When our son, Yosef, was four, we were having a very hard time getting him to sleep at night. He would get out of bed repeatedly with numerous requests or demand that one of us stay with him until he fell asleep -- which would usually take an hour or two. After several months of dedicating my entire evening to putting this child to sleep, I decided to try problem-solving -- one of the many fine ideas in How to Talk So Kids Will Listen and Listen so Kids Will Talk by Adele Faber and Elaine Mazlish. This wonderful, useful book is a popularization of the ideas of the well-known child psychologist Haim Ginott.
Problem-solving works because it involves your child in the process. Here's how to go about it.
- Tell your child that you see a problem and would like to solve it together. State your feelings about the problem and let her state hers. Don't judge, contradict or argue. Just listen. You might want to create a pleasant atmosphere for this process by, say, putting a snack out on the table. Make sure there are no interruptions.
- Get a piece of paper and a pen and tell your child that the two of you are going to brainstorm ideas for solving the problem. Again, all ideas are fine. Write down each one -- no matter how far out or how much you disagree with it -- without comment. Young children especially, are impressed when you write down their ideas.
- Read the list out loud and together choose a solution that is acceptable to both of you.
What Yosef and I ended up agreeing on was that in addition to having a book read to him before bed, he would get an extra book and five minutes of company. And it worked! Bedtime was much smoother after we had worked together to solve the problem.
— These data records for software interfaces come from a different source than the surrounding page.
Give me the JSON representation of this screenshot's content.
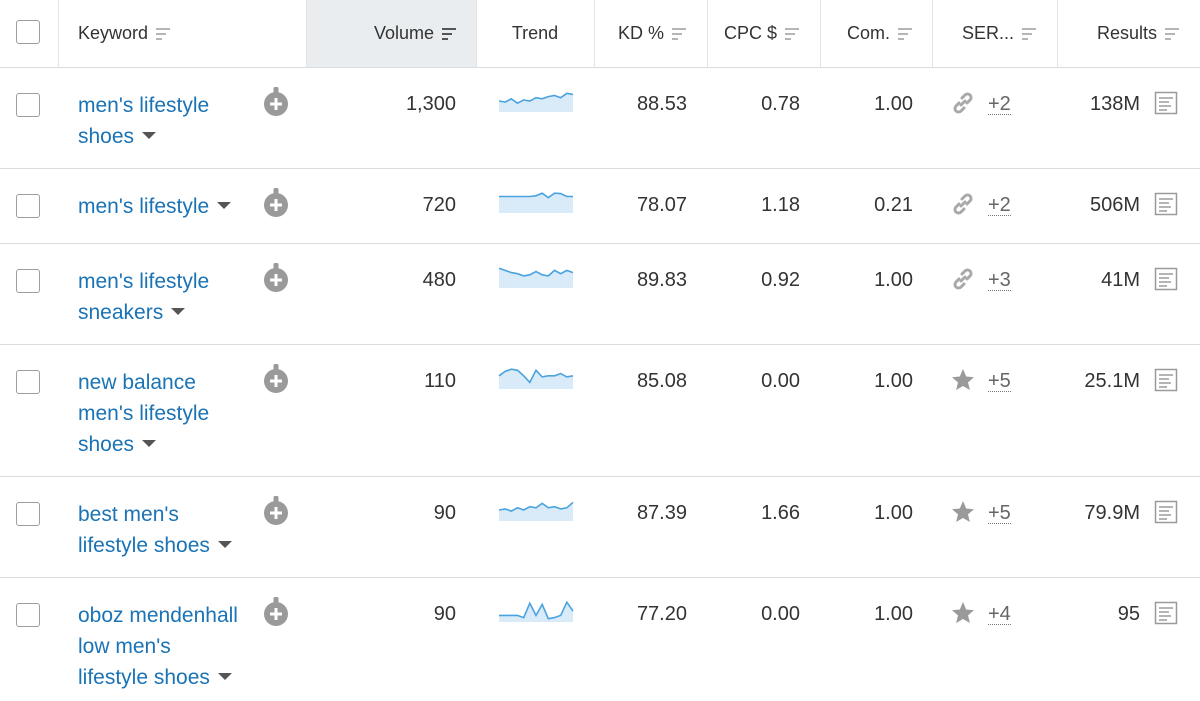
{
  "header": {
    "keyword": "Keyword",
    "volume": "Volume",
    "trend": "Trend",
    "kd": "KD %",
    "cpc": "CPC $",
    "com": "Com.",
    "serp": "SER...",
    "results": "Results"
  },
  "colors": {
    "link": "#1a73b5",
    "trend_line": "#4aa3df",
    "trend_fill": "#d9ebf9",
    "sorted_column_bg": "#e9edf0"
  },
  "rows": [
    {
      "keyword_lines": [
        "men's lifestyle",
        "shoes"
      ],
      "volume": "1,300",
      "trend": [
        0.5,
        0.45,
        0.6,
        0.4,
        0.55,
        0.5,
        0.65,
        0.6,
        0.7,
        0.75,
        0.65,
        0.85,
        0.8
      ],
      "kd": "88.53",
      "cpc": "0.78",
      "com": "1.00",
      "serp_icon": "link-icon",
      "serp_more": "+2",
      "results": "138M"
    },
    {
      "keyword_lines": [
        "men's lifestyle"
      ],
      "volume": "720",
      "trend": [
        0.75,
        0.75,
        0.75,
        0.75,
        0.75,
        0.75,
        0.78,
        0.9,
        0.7,
        0.9,
        0.88,
        0.75,
        0.75
      ],
      "kd": "78.07",
      "cpc": "1.18",
      "com": "0.21",
      "serp_icon": "link-icon",
      "serp_more": "+2",
      "results": "506M"
    },
    {
      "keyword_lines": [
        "men's lifestyle",
        "sneakers"
      ],
      "volume": "480",
      "trend": [
        0.9,
        0.8,
        0.7,
        0.65,
        0.55,
        0.6,
        0.75,
        0.6,
        0.55,
        0.8,
        0.65,
        0.8,
        0.7
      ],
      "kd": "89.83",
      "cpc": "0.92",
      "com": "1.00",
      "serp_icon": "link-icon",
      "serp_more": "+3",
      "results": "41M"
    },
    {
      "keyword_lines": [
        "new balance",
        "men's lifestyle",
        "shoes"
      ],
      "volume": "110",
      "trend": [
        0.6,
        0.8,
        0.9,
        0.85,
        0.6,
        0.3,
        0.85,
        0.55,
        0.6,
        0.6,
        0.7,
        0.55,
        0.6
      ],
      "kd": "85.08",
      "cpc": "0.00",
      "com": "1.00",
      "serp_icon": "star-icon",
      "serp_more": "+5",
      "results": "25.1M"
    },
    {
      "keyword_lines": [
        "best men's",
        "lifestyle shoes"
      ],
      "volume": "90",
      "trend": [
        0.5,
        0.55,
        0.45,
        0.6,
        0.5,
        0.65,
        0.6,
        0.8,
        0.6,
        0.65,
        0.55,
        0.6,
        0.85
      ],
      "kd": "87.39",
      "cpc": "1.66",
      "com": "1.00",
      "serp_icon": "star-icon",
      "serp_more": "+5",
      "results": "79.9M"
    },
    {
      "keyword_lines": [
        "oboz mendenhall",
        "low men's",
        "lifestyle shoes"
      ],
      "volume": "90",
      "trend": [
        0.3,
        0.3,
        0.3,
        0.3,
        0.2,
        0.85,
        0.3,
        0.8,
        0.15,
        0.2,
        0.3,
        0.9,
        0.5
      ],
      "kd": "77.20",
      "cpc": "0.00",
      "com": "1.00",
      "serp_icon": "star-icon",
      "serp_more": "+4",
      "results": "95"
    }
  ]
}
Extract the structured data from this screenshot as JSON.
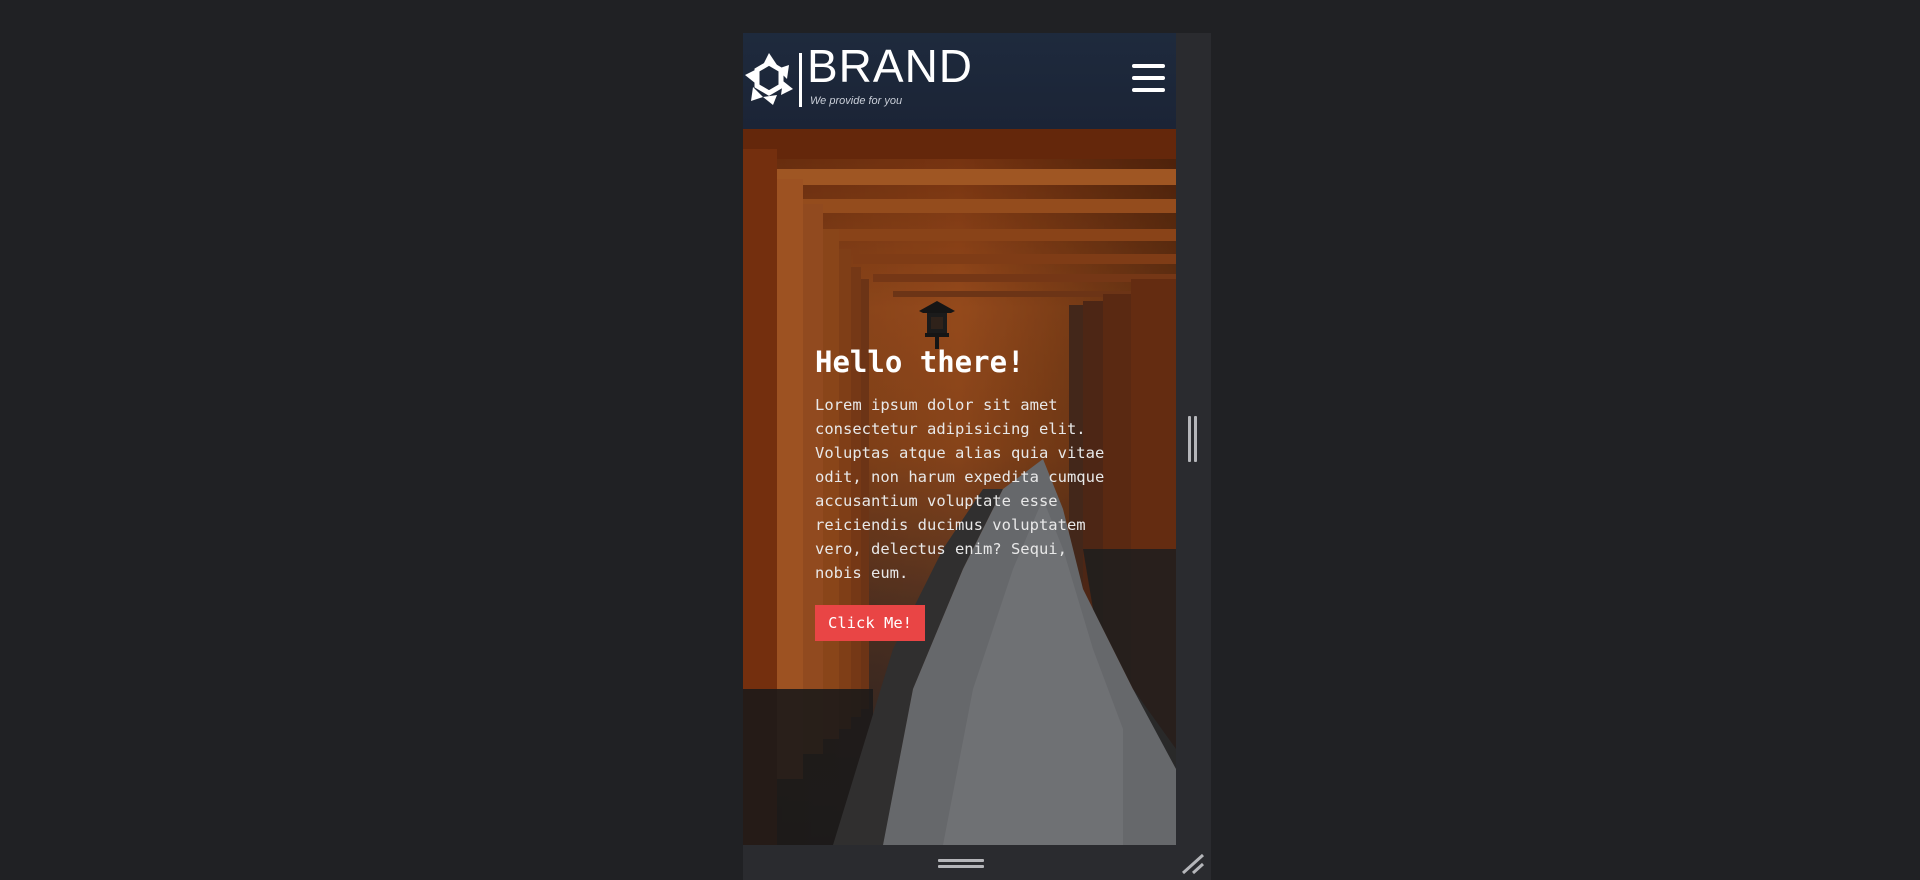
{
  "header": {
    "brand_name": "BRAND",
    "tagline": "We provide for you",
    "logo_icon": "star-logo-icon",
    "menu_icon": "hamburger-menu-icon"
  },
  "hero": {
    "title": "Hello there!",
    "text": "Lorem ipsum dolor sit amet consectetur adipisicing elit. Voluptas atque alias quia vitae odit, non harum expedita cumque accusantium voluptate esse reiciendis ducimus voluptatem vero, delectus enim? Sequi, nobis eum.",
    "button_label": "Click Me!",
    "background_image": "torii-gates-path-photo"
  },
  "device_frame": {
    "side_handle_icon": "resize-handle-vertical-icon",
    "bottom_handle_icon": "resize-handle-horizontal-icon",
    "corner_handle_icon": "resize-corner-icon"
  },
  "colors": {
    "page_background": "#202124",
    "navbar": "#1e2a3d",
    "button": "#e94545"
  }
}
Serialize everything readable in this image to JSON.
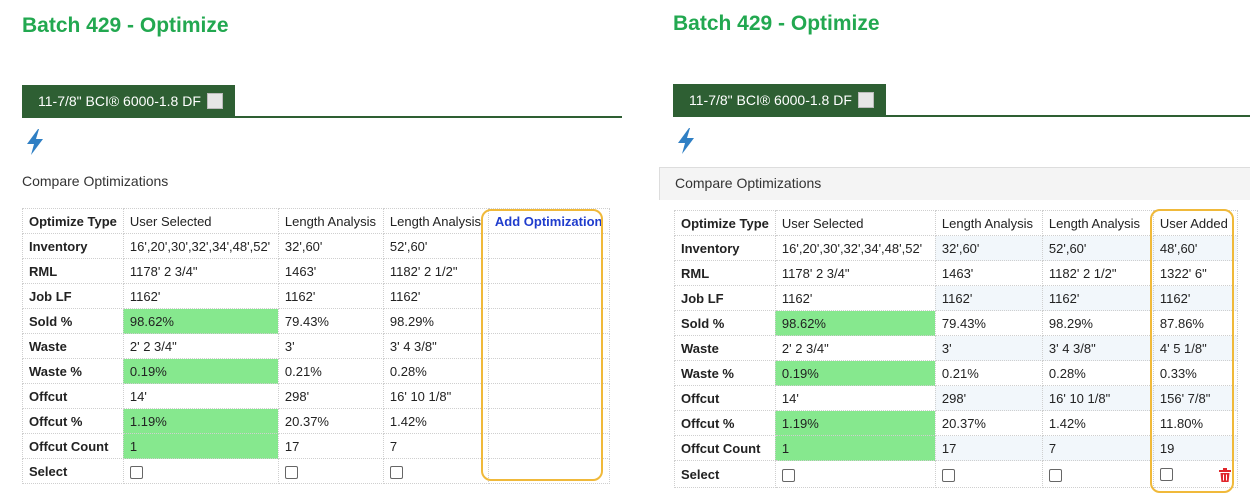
{
  "left": {
    "title": "Batch 429 - Optimize",
    "tab_label": "11-7/8\" BCI® 6000-1.8 DF",
    "section_label": "Compare Optimizations",
    "header": {
      "optimize_type": "Optimize Type",
      "col1": "User Selected",
      "col2": "Length Analysis",
      "col3": "Length Analysis",
      "add_link": "Add Optimization"
    },
    "rows": [
      {
        "label": "Inventory",
        "c1": "16',20',30',32',34',48',52'",
        "c2": "32',60'",
        "c3": "52',60'"
      },
      {
        "label": "RML",
        "c1": "1178' 2 3/4\"",
        "c2": "1463'",
        "c3": "1182' 2 1/2\""
      },
      {
        "label": "Job LF",
        "c1": "1162'",
        "c2": "1162'",
        "c3": "1162'"
      },
      {
        "label": "Sold %",
        "c1": "98.62%",
        "c2": "79.43%",
        "c3": "98.29%"
      },
      {
        "label": "Waste",
        "c1": "2' 2 3/4\"",
        "c2": "3'",
        "c3": "3' 4 3/8\""
      },
      {
        "label": "Waste %",
        "c1": "0.19%",
        "c2": "0.21%",
        "c3": "0.28%"
      },
      {
        "label": "Offcut",
        "c1": "14'",
        "c2": "298'",
        "c3": "16' 10 1/8\""
      },
      {
        "label": "Offcut %",
        "c1": "1.19%",
        "c2": "20.37%",
        "c3": "1.42%"
      },
      {
        "label": "Offcut Count",
        "c1": "1",
        "c2": "17",
        "c3": "7"
      }
    ],
    "select_label": "Select"
  },
  "right": {
    "title": "Batch 429 - Optimize",
    "tab_label": "11-7/8\" BCI® 6000-1.8 DF",
    "section_label": "Compare Optimizations",
    "header": {
      "optimize_type": "Optimize Type",
      "col1": "User Selected",
      "col2": "Length Analysis",
      "col3": "Length Analysis",
      "col4": "User Added"
    },
    "rows": [
      {
        "label": "Inventory",
        "c1": "16',20',30',32',34',48',52'",
        "c2": "32',60'",
        "c3": "52',60'",
        "c4": "48',60'"
      },
      {
        "label": "RML",
        "c1": "1178' 2 3/4\"",
        "c2": "1463'",
        "c3": "1182' 2 1/2\"",
        "c4": "1322' 6\""
      },
      {
        "label": "Job LF",
        "c1": "1162'",
        "c2": "1162'",
        "c3": "1162'",
        "c4": "1162'"
      },
      {
        "label": "Sold %",
        "c1": "98.62%",
        "c2": "79.43%",
        "c3": "98.29%",
        "c4": "87.86%"
      },
      {
        "label": "Waste",
        "c1": "2' 2 3/4\"",
        "c2": "3'",
        "c3": "3' 4 3/8\"",
        "c4": "4' 5 1/8\""
      },
      {
        "label": "Waste %",
        "c1": "0.19%",
        "c2": "0.21%",
        "c3": "0.28%",
        "c4": "0.33%"
      },
      {
        "label": "Offcut",
        "c1": "14'",
        "c2": "298'",
        "c3": "16' 10 1/8\"",
        "c4": "156' 7/8\""
      },
      {
        "label": "Offcut %",
        "c1": "1.19%",
        "c2": "20.37%",
        "c3": "1.42%",
        "c4": "11.80%"
      },
      {
        "label": "Offcut Count",
        "c1": "1",
        "c2": "17",
        "c3": "7",
        "c4": "19"
      }
    ],
    "select_label": "Select"
  },
  "icons": {
    "optimize": "lightning-bolt-icon",
    "delete": "trash-icon"
  },
  "colors": {
    "title_green": "#22a850",
    "tab_green": "#2e5f33",
    "highlight_cell": "#86e88e",
    "outline_box": "#f0b93a",
    "add_link": "#1f3ccd",
    "trash_red": "#e0262b"
  }
}
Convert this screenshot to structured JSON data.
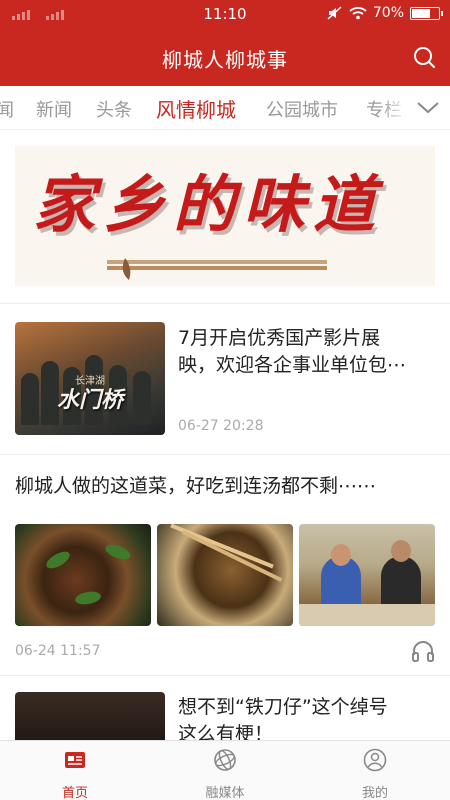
{
  "status_bar": {
    "time": "11:10",
    "battery": "70%",
    "battery_level": 0.7
  },
  "header": {
    "title": "柳城人柳城事",
    "search_icon": "search-icon",
    "bar_color": "#c8281f"
  },
  "tabs": {
    "items": [
      "闻",
      "新闻",
      "头条",
      "风情柳城",
      "公园城市",
      "专栏"
    ],
    "active_index": 3,
    "more_icon": "chevron-down-icon",
    "accent_color": "#c8281f"
  },
  "banner": {
    "text": "家乡的味道"
  },
  "articles": [
    {
      "title_line1": "7月开启优秀国产影片展",
      "title_line2": "映，欢迎各企事业单位包⋯",
      "poster_title": "水门桥",
      "poster_subtitle": "长津湖",
      "time": "06-27 20:28"
    },
    {
      "title": "柳城人做的这道菜，好吃到连汤都不剩⋯⋯",
      "time": "06-24 11:57",
      "audio_icon": "headphones-icon"
    },
    {
      "title_line1": "想不到“铁刀仔”这个绰号",
      "title_line2": "这么有梗！"
    }
  ],
  "bottom_nav": [
    {
      "label": "首页",
      "icon": "home-news-icon",
      "active": true
    },
    {
      "label": "融媒体",
      "icon": "globe-icon",
      "active": false
    },
    {
      "label": "我的",
      "icon": "user-icon",
      "active": false
    }
  ]
}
Although he is much older now and reads to himself before sleep, Yosef still asks for his "five minutes." A solution found by a four-year-old has turned into a ritual that has lasted for years and has been adopted by our other children as well.
Copyright Ruth Mason, 2000